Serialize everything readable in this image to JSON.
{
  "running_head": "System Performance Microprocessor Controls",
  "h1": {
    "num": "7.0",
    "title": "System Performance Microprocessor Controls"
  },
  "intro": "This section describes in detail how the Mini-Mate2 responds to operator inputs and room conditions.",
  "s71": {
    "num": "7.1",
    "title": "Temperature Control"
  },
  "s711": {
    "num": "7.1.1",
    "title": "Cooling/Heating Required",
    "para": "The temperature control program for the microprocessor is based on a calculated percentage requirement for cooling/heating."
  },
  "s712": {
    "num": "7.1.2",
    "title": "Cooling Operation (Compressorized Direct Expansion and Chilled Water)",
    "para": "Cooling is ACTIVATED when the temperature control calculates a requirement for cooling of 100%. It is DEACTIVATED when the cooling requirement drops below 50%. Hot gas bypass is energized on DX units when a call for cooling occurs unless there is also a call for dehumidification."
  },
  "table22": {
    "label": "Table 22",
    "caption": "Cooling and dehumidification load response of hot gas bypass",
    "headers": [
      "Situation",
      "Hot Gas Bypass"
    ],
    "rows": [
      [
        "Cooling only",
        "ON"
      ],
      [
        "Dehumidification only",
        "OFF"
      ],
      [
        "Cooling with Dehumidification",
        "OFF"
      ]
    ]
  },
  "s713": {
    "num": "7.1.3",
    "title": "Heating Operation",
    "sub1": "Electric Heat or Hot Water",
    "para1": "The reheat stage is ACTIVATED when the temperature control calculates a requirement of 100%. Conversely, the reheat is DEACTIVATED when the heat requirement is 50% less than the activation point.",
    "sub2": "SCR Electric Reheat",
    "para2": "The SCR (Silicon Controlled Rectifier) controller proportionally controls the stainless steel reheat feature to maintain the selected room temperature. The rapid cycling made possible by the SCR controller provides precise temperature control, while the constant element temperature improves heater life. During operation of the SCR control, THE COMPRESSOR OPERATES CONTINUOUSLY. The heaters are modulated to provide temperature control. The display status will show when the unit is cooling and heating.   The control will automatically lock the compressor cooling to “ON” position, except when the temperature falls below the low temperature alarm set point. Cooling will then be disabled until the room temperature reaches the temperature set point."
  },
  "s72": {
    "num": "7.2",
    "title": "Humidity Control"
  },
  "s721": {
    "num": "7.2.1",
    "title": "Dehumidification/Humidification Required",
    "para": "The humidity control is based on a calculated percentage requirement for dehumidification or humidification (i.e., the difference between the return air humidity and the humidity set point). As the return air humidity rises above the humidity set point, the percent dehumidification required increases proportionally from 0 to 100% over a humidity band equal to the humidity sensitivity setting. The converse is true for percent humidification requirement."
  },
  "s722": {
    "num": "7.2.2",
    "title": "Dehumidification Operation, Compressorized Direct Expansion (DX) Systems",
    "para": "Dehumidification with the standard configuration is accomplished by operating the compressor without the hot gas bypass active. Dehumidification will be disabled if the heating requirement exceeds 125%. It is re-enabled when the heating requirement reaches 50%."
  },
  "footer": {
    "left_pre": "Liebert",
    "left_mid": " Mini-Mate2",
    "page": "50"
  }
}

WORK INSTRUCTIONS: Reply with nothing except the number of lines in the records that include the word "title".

YOUR SOLUTION: 8